Finally, we can now create a Hero and see real results in our REST Client. Fetching, updating and deleting Heroes also work as expected.


Putting our API to the test (wrk)

Now that we have a somewhat complete API, it’s probably worth benchmarking this thing as one of the most touted aspect of Rust is its performance over other languages.

But before trying it out, I wanted to get an idea of how other popular languages and frameworks stack up.

For this, I simply used wrk locally on my Macbook Pro with no other user applications or services running.

MacBook Pro (15-inch, 2016) 
Processor: 2.9 GHz Intel Intel Core i7
Memory: 16 GB 2133 MHz LPDDR3
Storage: 1 TB Flash Storage

Java 1.8 (Spring Boot, Hibernate)

I threw together a quick example exposing the same GET Heroes method that we created in our Rust API above by following a great tutorial by Rajeev Kumar Singh (found here)

The example code used can be found here:

The results weren’t bad @ 4,584 requests per second

Node 9.8 (Restify, Sequelize)

The Node team has made significant improvements in Node 9. Now leveraging V8’s Ignition and Turbofan — Node’s performance has nearly tripled.

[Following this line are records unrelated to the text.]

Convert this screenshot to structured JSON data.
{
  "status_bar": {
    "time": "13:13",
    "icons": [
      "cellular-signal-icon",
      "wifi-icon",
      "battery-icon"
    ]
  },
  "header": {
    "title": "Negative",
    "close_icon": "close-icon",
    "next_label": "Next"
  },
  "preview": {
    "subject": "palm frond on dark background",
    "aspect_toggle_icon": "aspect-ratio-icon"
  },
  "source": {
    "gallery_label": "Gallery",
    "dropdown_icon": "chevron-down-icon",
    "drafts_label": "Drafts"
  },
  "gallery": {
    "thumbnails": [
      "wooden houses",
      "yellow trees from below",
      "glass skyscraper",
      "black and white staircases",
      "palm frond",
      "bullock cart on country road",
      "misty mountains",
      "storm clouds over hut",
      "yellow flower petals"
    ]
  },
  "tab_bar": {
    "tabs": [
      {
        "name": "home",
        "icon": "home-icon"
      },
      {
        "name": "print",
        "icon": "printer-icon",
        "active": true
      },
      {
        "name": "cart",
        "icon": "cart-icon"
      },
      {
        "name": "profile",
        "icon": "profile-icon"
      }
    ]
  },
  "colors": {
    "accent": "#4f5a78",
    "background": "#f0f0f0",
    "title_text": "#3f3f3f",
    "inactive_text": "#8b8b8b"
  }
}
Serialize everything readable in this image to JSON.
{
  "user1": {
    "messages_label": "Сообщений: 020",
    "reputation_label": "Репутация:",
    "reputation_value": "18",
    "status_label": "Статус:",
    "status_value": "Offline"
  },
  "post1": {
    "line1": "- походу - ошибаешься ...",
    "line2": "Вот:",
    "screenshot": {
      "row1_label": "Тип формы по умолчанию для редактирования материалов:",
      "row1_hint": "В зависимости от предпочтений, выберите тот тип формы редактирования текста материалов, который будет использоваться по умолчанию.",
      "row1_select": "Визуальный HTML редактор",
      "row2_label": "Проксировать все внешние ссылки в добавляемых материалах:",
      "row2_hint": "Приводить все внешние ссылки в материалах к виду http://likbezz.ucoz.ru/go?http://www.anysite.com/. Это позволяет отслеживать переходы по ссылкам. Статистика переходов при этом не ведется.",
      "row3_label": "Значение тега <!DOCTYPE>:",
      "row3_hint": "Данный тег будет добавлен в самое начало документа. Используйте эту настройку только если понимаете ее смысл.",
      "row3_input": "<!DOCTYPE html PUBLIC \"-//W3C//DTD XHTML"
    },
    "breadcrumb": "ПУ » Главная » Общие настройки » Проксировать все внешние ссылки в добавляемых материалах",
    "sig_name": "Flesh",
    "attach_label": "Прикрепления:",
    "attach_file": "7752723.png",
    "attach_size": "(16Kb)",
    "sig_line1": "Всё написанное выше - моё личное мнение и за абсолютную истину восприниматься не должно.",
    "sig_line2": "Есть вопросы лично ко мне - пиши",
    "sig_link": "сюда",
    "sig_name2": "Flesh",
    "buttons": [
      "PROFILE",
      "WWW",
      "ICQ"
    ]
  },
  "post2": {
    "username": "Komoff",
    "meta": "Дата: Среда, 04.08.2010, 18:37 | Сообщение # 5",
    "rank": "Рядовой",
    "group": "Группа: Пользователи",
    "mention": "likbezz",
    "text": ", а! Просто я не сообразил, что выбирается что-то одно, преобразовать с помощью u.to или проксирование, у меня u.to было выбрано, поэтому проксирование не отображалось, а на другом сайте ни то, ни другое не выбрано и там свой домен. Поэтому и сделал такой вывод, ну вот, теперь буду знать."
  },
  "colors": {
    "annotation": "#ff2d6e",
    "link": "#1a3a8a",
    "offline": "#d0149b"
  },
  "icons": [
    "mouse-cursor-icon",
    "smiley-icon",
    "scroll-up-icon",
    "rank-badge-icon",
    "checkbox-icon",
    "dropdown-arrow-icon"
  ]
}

The example code used can be found here:

The results weren’t nearly what I was hoping @ 2,506 requests per second. It’s worth noting that using the raw mysql package nearly doubled the handled requests per second.

Rust 1.26 (Rocket, Diesel)

Finally, to test our Rust server, we’ll want to ensure ROCKET_ENV is set to prod, otherwise it will run in development mode.

$ cargo build --release && cd target/release/
$ sudo ROCKET_ENV=prod ./hero-api
🚀 Rocket has launched from http://0.0.0.0:80

The example code used can be found here:

Rust seriously outperformed both of the other frameworks


Conclusion

Node provided the smallest code footprint but, obviously without type safety and on the lower end of the performance scale — although, 2k req/sec is nothing to scoff at. We can improve Node’s performance at the cost of nastier code maintenance.

Java had by far the largest code footprint. It also takes the longest to start up at an average ~4seconds. Not really much else to report here, it just wasn’t.. fun to develop?

Rust is a tremendously fun language to use and it’s blazingly fast. It goes without saying, speed isn’t the only factor when considering the right tool for the job but, it’s certainly an important one.

To learn more about Rust, check out the “The Rust Programming Language